[Stored data entries]
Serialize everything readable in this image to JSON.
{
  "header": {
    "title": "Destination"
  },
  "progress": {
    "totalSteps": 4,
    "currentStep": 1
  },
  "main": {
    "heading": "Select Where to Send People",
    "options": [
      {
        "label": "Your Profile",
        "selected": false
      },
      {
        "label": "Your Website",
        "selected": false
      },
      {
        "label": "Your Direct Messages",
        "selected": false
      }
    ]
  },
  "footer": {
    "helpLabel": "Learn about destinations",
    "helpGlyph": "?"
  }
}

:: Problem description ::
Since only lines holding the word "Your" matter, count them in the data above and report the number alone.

:: Final answer ::
3